Like an invisible conductor
Scientists from Berlin have succeeded in explaining the molecular machinery of a central cellular transport process. Using chemical probes and high-resolution fluorescence microscopy, the molecular biologists were able to track the components involved in the process called endocytosis in detail and even produce short film shots of the cells. The scientists involved came from the Leibniz-Institut für Molekulare Pharmakologie (FMP), Freie Universität Berlin and the NeuroCure Cluster of Excellence of the Charité – Universitätsmedizin Berlin, the joint medical faculty of Humboldt-Universität zu Berlin and Freie Universität Berlin. The work was published in the current edition of the renowned journal Nature.The work was published in the current edition of the renowned journal Nature. The cellular transport investigated is important for numerous bodily functions, such as the uptake of nutrients from the blood or stimulus conduction in the brain. It also plays a role in the development of cancer and neurodegenerative diseases such as Alzheimer's. Of decisive importance in this process are lipid molecules that serve as identification markers in the cell membrane. These lipid molecules can be modified by enzymes in the blink of an eye and thus dictate the direction of transport.
At first sight, the processes taking place in living cells appear to be totally chaotic: substances are permanently being synthesised and broken down again, three-dimensional structures are formed and decay again. In order to take up substances from the surroundings and transport them, the cell invaginates its external membrane and constricts tiny vesicles in a process called endocytosis. As if directed by an invisible conductor, the vessels then migrate into the interior of the cell. But where does the order come from in this apparent chaos? In their paper, the research group led by Prof. Dr. Volker Haucke has shown how such a complicated process organises itself, the individual components, optimised over millions of years, engaging like cogwheels.
It was already known that certain components of the cell membrane collect at the point at which the cell is going to invaginate. These substances are phosphoinositides, called PIPs in the laboratory jargon: they consist of a fat-soluble tail, anchored in the lipid membrane, and a water-soluble head, which projects very slightly into the interior of the cell. These heads are particularly characteristic in their chemical properties, so that other cell components such as protein molecules recognise them and can bind to them. This is how the formation or the transport of vesicles is driven.
At the same time, the PIP heads can be easily modified, since perfectly fitting enzymes can detach the phosphate groups and reattach them in different orientations, thus giving the head a different face.

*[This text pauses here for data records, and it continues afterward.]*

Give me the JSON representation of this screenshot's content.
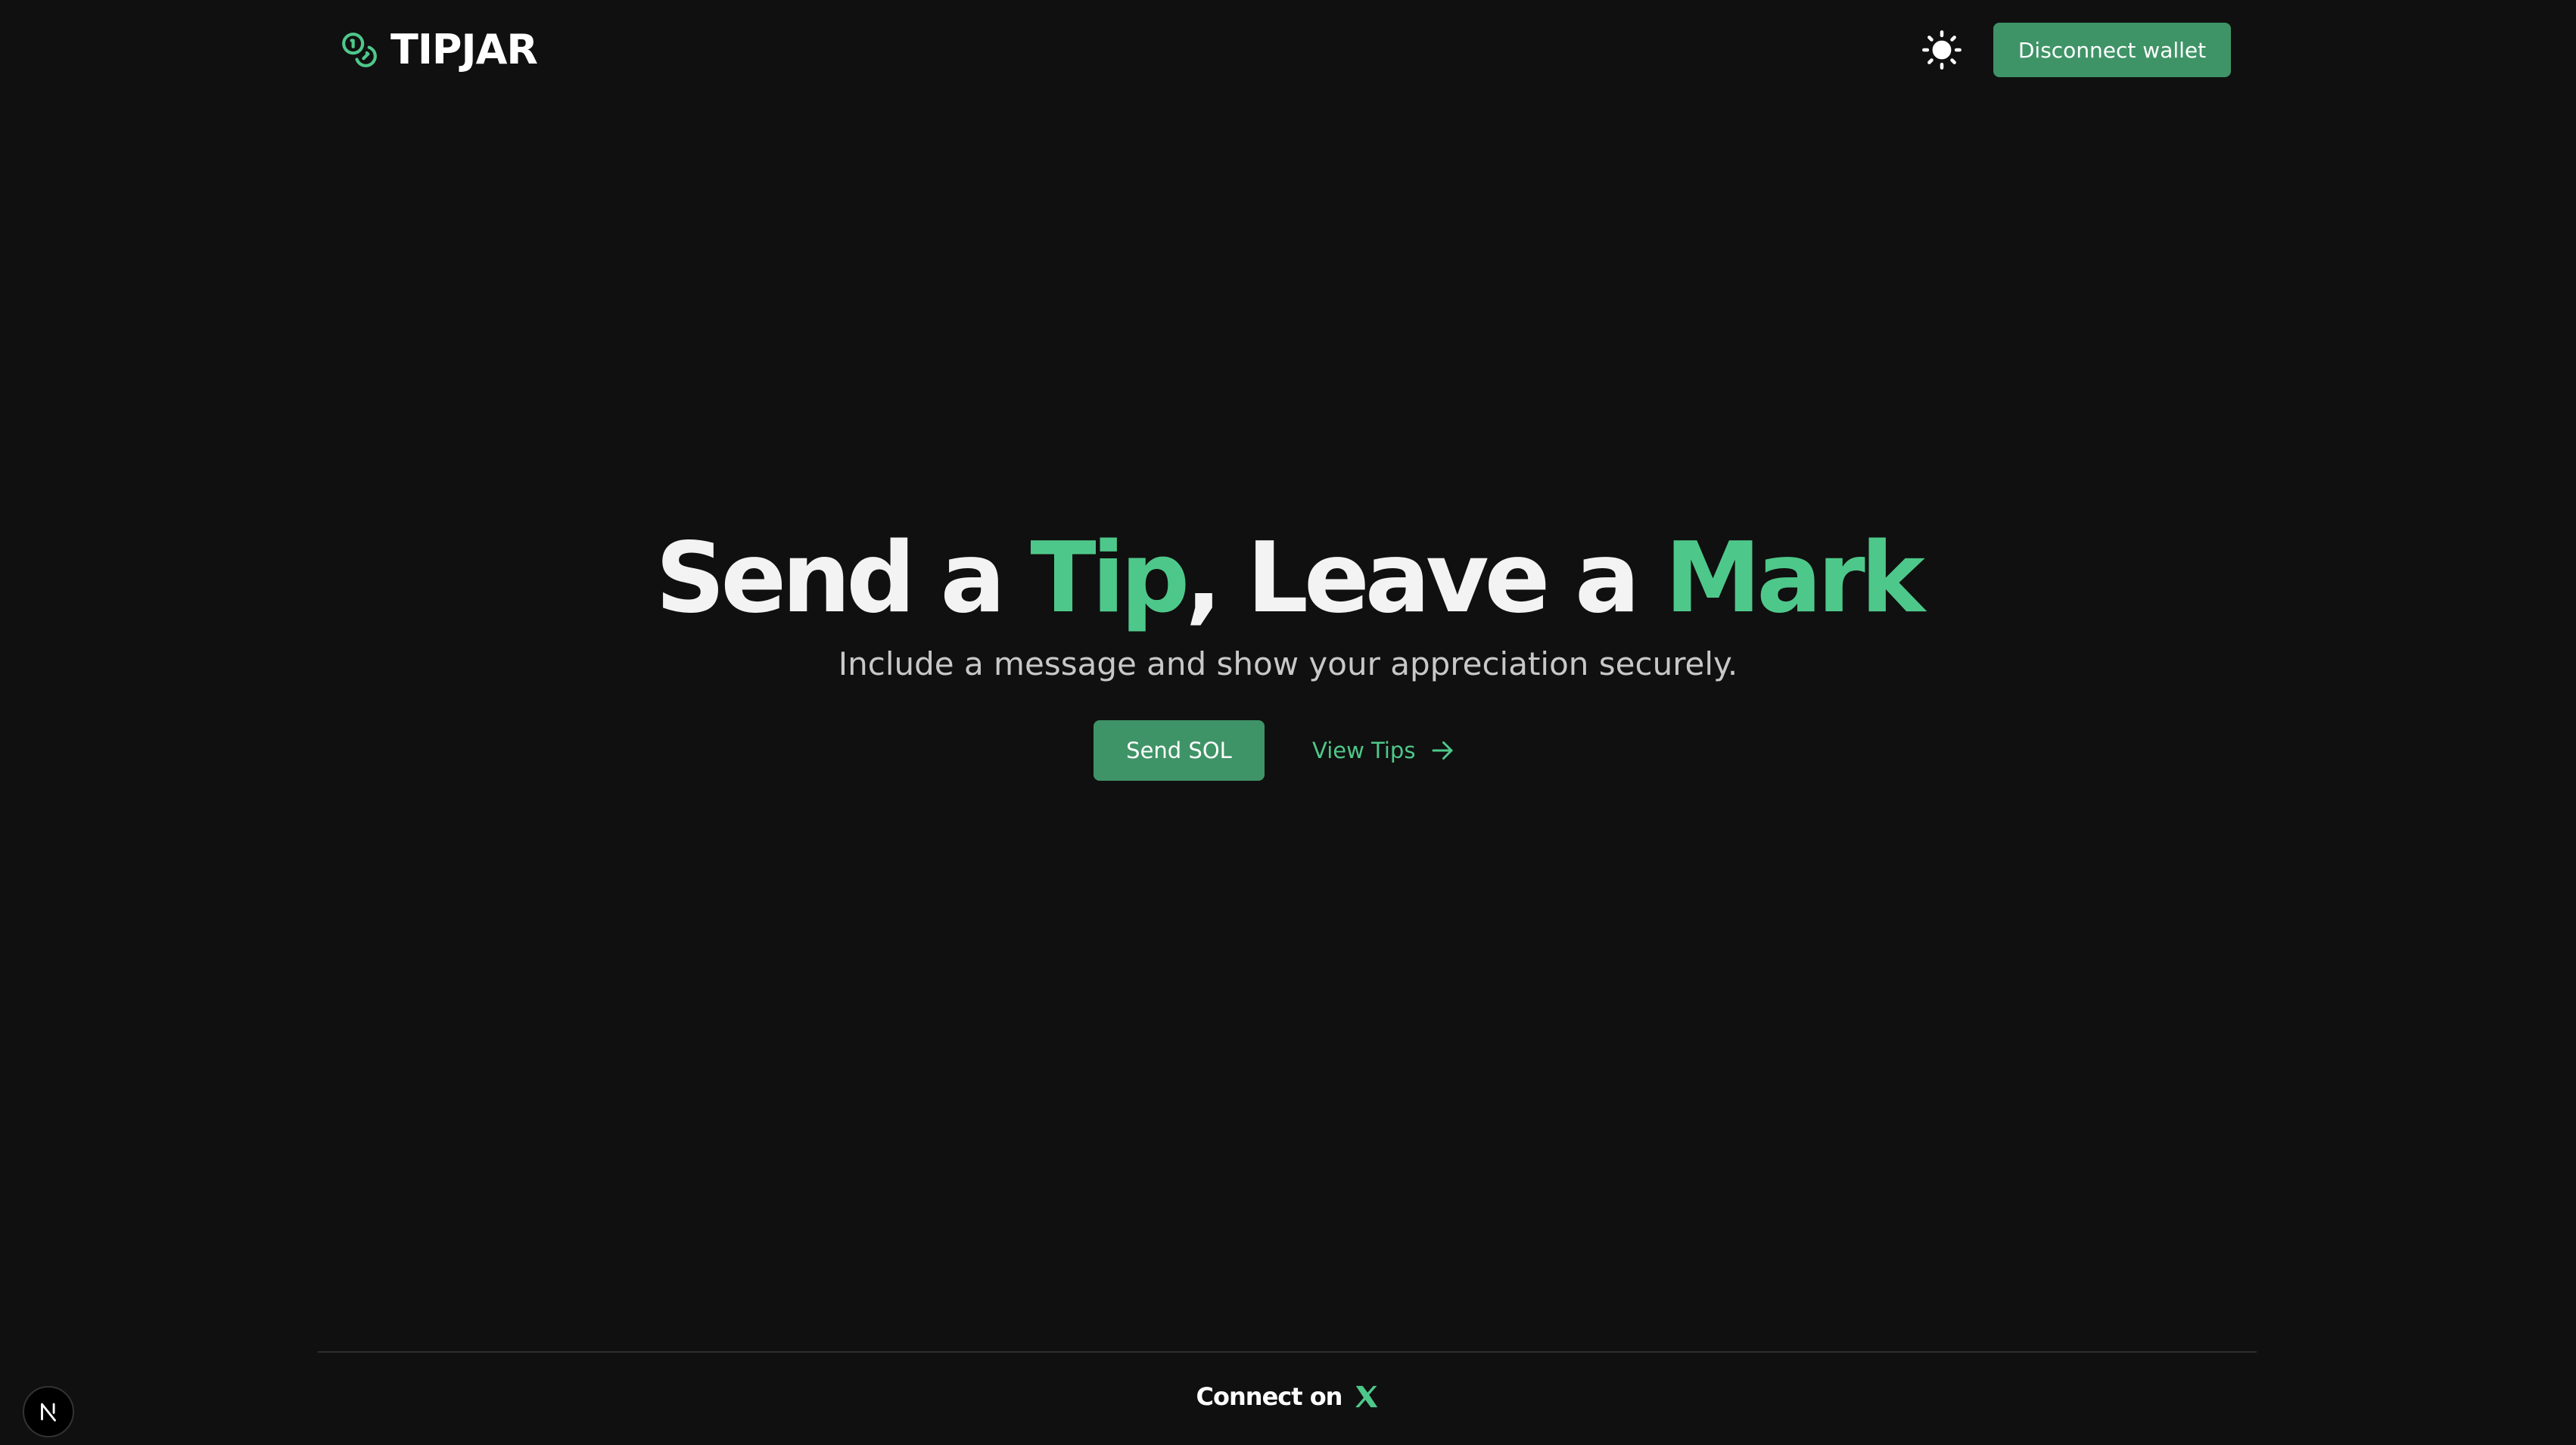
{
  "header": {
    "logo_text": "TIPJAR",
    "logo_icon": "coins-icon",
    "theme_toggle_icon": "sun-icon",
    "disconnect_label": "Disconnect wallet"
  },
  "hero": {
    "title_parts": [
      "Send a ",
      "Tip",
      ", Leave a ",
      "Mark"
    ],
    "subtitle": "Include a message and show your appreciation securely.",
    "send_label": "Send SOL",
    "view_tips_label": "View Tips",
    "view_tips_icon": "arrow-right-icon"
  },
  "footer": {
    "connect_label": "Connect on",
    "connect_icon": "x-logo-icon"
  },
  "dev_badge": {
    "icon": "nextjs-logo-icon"
  },
  "colors": {
    "background": "#101010",
    "accent": "#4ec88a",
    "button": "#3f9467",
    "text": "#ffffff",
    "muted_text": "#c8c8c8"
  }
}
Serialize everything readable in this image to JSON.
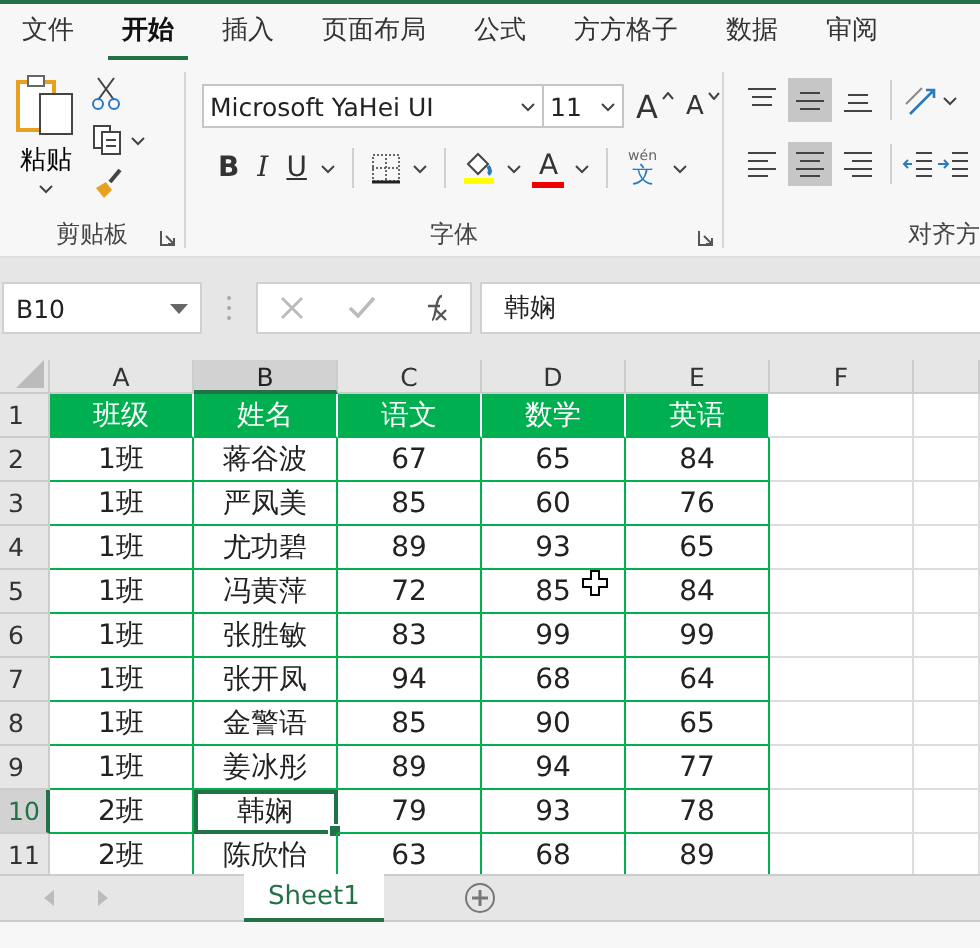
{
  "tabs": [
    {
      "label": "文件",
      "selected": false
    },
    {
      "label": "开始",
      "selected": true
    },
    {
      "label": "插入",
      "selected": false
    },
    {
      "label": "页面布局",
      "selected": false
    },
    {
      "label": "公式",
      "selected": false
    },
    {
      "label": "方方格子",
      "selected": false
    },
    {
      "label": "数据",
      "selected": false
    },
    {
      "label": "审阅",
      "selected": false
    }
  ],
  "clipboard": {
    "paste_label": "粘贴",
    "group_label": "剪贴板"
  },
  "font": {
    "name": "Microsoft YaHei UI",
    "size": "11",
    "grow_label": "A",
    "shrink_label": "A",
    "bold_label": "B",
    "italic_label": "I",
    "underline_label": "U",
    "font_color_label": "A",
    "phonetic_top": "wén",
    "phonetic_main": "文",
    "group_label": "字体"
  },
  "alignment": {
    "group_label": "对齐方",
    "vertical_buttons": [
      {
        "kind": "top",
        "selected": false
      },
      {
        "kind": "middle",
        "selected": true
      },
      {
        "kind": "bottom",
        "selected": false
      }
    ],
    "horizontal_buttons": [
      {
        "kind": "left",
        "selected": false
      },
      {
        "kind": "center",
        "selected": true
      },
      {
        "kind": "right",
        "selected": false
      }
    ]
  },
  "formula_bar": {
    "name_box": "B10",
    "value": "韩娴"
  },
  "sheet": {
    "columns": [
      {
        "label": "A",
        "selected": false
      },
      {
        "label": "B",
        "selected": true
      },
      {
        "label": "C",
        "selected": false
      },
      {
        "label": "D",
        "selected": false
      },
      {
        "label": "E",
        "selected": false
      },
      {
        "label": "F",
        "selected": false
      }
    ],
    "rows": [
      {
        "number": "1",
        "kind": "header",
        "selected": false,
        "cells": [
          "班级",
          "姓名",
          "语文",
          "数学",
          "英语"
        ]
      },
      {
        "number": "2",
        "kind": "data",
        "selected": false,
        "cells": [
          "1班",
          "蒋谷波",
          "67",
          "65",
          "84"
        ]
      },
      {
        "number": "3",
        "kind": "data",
        "selected": false,
        "cells": [
          "1班",
          "严凤美",
          "85",
          "60",
          "76"
        ]
      },
      {
        "number": "4",
        "kind": "data",
        "selected": false,
        "cells": [
          "1班",
          "尤功碧",
          "89",
          "93",
          "65"
        ]
      },
      {
        "number": "5",
        "kind": "data",
        "selected": false,
        "cells": [
          "1班",
          "冯黄萍",
          "72",
          "85",
          "84"
        ]
      },
      {
        "number": "6",
        "kind": "data",
        "selected": false,
        "cells": [
          "1班",
          "张胜敏",
          "83",
          "99",
          "99"
        ]
      },
      {
        "number": "7",
        "kind": "data",
        "selected": false,
        "cells": [
          "1班",
          "张开凤",
          "94",
          "68",
          "64"
        ]
      },
      {
        "number": "8",
        "kind": "data",
        "selected": false,
        "cells": [
          "1班",
          "金警语",
          "85",
          "90",
          "65"
        ]
      },
      {
        "number": "9",
        "kind": "data",
        "selected": false,
        "cells": [
          "1班",
          "姜冰彤",
          "89",
          "94",
          "77"
        ]
      },
      {
        "number": "10",
        "kind": "data",
        "selected": true,
        "cells": [
          "2班",
          "韩娴",
          "79",
          "93",
          "78"
        ]
      },
      {
        "number": "11",
        "kind": "data",
        "selected": false,
        "cells": [
          "2班",
          "陈欣怡",
          "63",
          "68",
          "89"
        ]
      }
    ]
  },
  "sheet_tabs": [
    {
      "label": "Sheet1",
      "selected": true
    }
  ]
}
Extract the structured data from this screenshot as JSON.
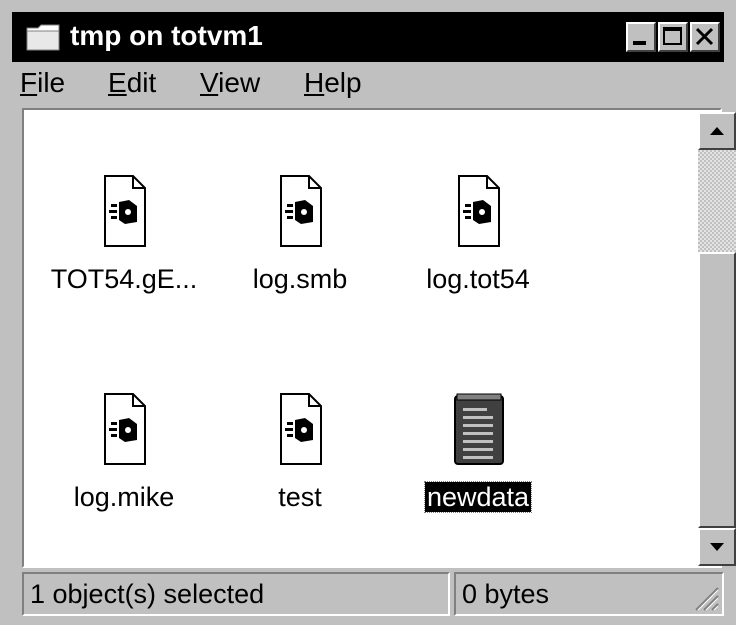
{
  "window": {
    "title": "tmp on totvm1"
  },
  "menu": {
    "file": "File",
    "edit": "Edit",
    "view": "View",
    "help": "Help",
    "file_key": "F",
    "file_rest": "ile",
    "edit_key": "E",
    "edit_rest": "dit",
    "view_key": "V",
    "view_rest": "iew",
    "help_key": "H",
    "help_rest": "elp"
  },
  "files": [
    {
      "name": "TOT54.gE...",
      "icon": "file-icon"
    },
    {
      "name": "log.smb",
      "icon": "file-icon"
    },
    {
      "name": "log.tot54",
      "icon": "file-icon"
    },
    {
      "name": "log.mike",
      "icon": "file-icon"
    },
    {
      "name": "test",
      "icon": "file-icon"
    },
    {
      "name": "newdata",
      "icon": "notepad-icon",
      "selected": true
    }
  ],
  "status": {
    "selection": "1 object(s) selected",
    "size": "0 bytes"
  },
  "colors": {
    "titlebar": "#000000",
    "face": "#c0c0c0",
    "selection": "#000000"
  }
}
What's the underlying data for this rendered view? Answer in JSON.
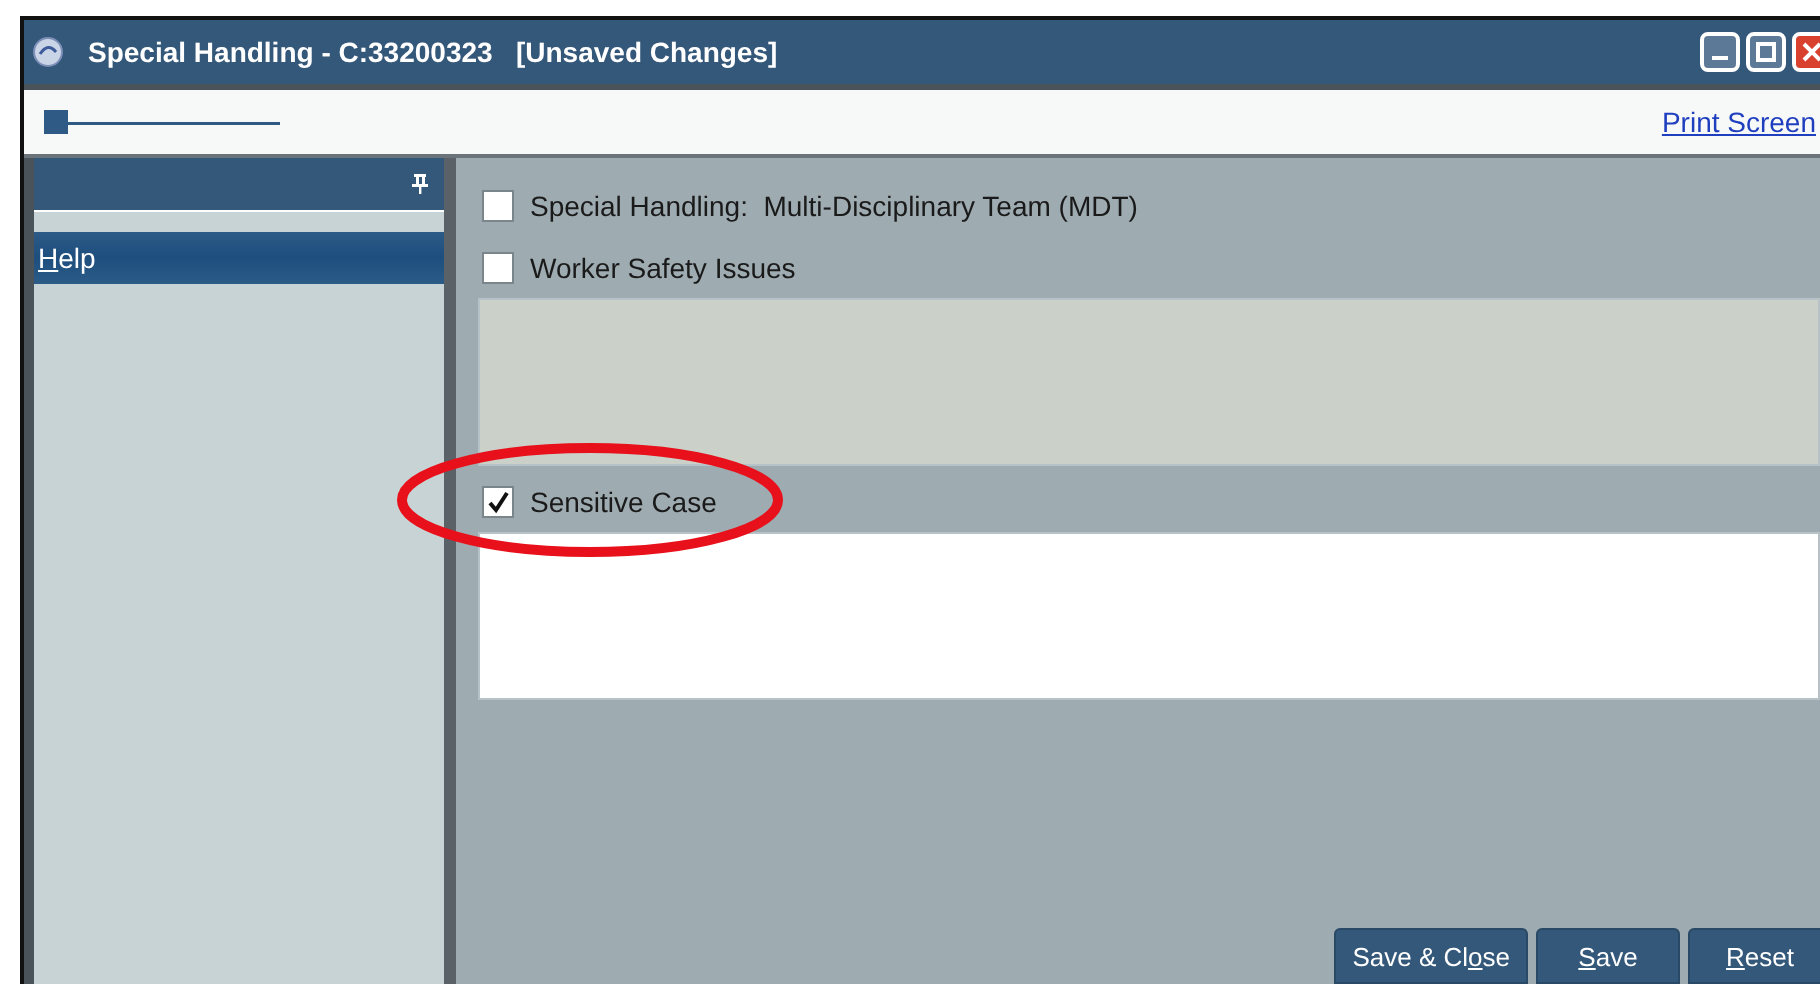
{
  "window": {
    "title": "Special Handling - C:33200323   [Unsaved Changes]"
  },
  "toolbar": {
    "link": "Print Screen"
  },
  "sidebar": {
    "items": [
      {
        "segments": [
          {
            "text": "H",
            "underlined": true
          },
          {
            "text": "elp",
            "underlined": false
          }
        ],
        "selected": true
      }
    ]
  },
  "options": [
    {
      "kind": "checkbox",
      "label": "Special Handling:  Multi-Disciplinary Team (MDT)",
      "checked": false
    },
    {
      "kind": "checkbox",
      "label": "Worker Safety Issues",
      "checked": false
    },
    {
      "kind": "textarea",
      "color": "#cbd0c8"
    },
    {
      "kind": "checkbox",
      "label": "Sensitive Case",
      "checked": true,
      "highlighted": true
    },
    {
      "kind": "textarea",
      "color": "#ffffff"
    }
  ],
  "buttons": [
    {
      "segments": [
        {
          "text": "Save & Cl",
          "underlined": false
        },
        {
          "text": "o",
          "underlined": true
        },
        {
          "text": "se",
          "underlined": false
        }
      ]
    },
    {
      "segments": [
        {
          "text": "S",
          "underlined": true
        },
        {
          "text": "ave",
          "underlined": false
        }
      ]
    },
    {
      "segments": [
        {
          "text": "R",
          "underlined": true
        },
        {
          "text": "eset",
          "underlined": false
        }
      ]
    }
  ]
}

In a complicated search for evidence, the group's leader Volker Haucke, his doctoral candidate York Posor and other researchers involved show how a certain enzyme accumulates upon invagination and transforms the initial PIP within seconds into another, previously less characterised PIP. When York Posor blocked this enzyme using genetic-engineering methods, the system froze so to speak. In comparative film sequences, he demonstrated how the invaginations remained suspended on the membrane. In the normal course of endocytotic vesicle transport, in contrast, the transformed PIP then attracts a special protein, which advances the further invagination and detachment of the vesicles. This in turn calls new enzymes into action, which further transform the PIPs. A chain of chemical reactions thus leads to a spatial-temporal dynamic with a specified direction.
"We can now quite precisely determine which molecules and how many of them are to be found at a particular time and place," explains Volker Haucke. "This can even be expressed in mathematical models, and we are currently preparing a further publication on this subject." The whole system runs under its own organisation, but also reacts to external influences. "We suspect that the enzymes that produce or break down the PIPs also serve as a sensor, in order to ensure the supply of nutrients to the cell and react appropriately. Among other things, this sensor function determines whether a cell grows and divides, which is of importance in the development of cancer. At the same time, the PIPs influence the communication between cells, for example in the brain, or the breakdown of clumped protein molecules, a central cause of neurodegenerative diseases such as Alzheimer's."
Spatiotemporal control of endocytosis by phophatidylinositol-3,4,bisphosphate: 11 July 2013 issue of Nature; Advance Online Publication (AOP) on http://www.nature.com/nature on 03 July 2013 at 1800 London time / 1300 US Eastern Time. DOI: 10.1038/nature12360
Prof. Dr. Volker Haucke
Leibniz-Institut für Molekulare Pharmakologie
13125 Berlin, Germany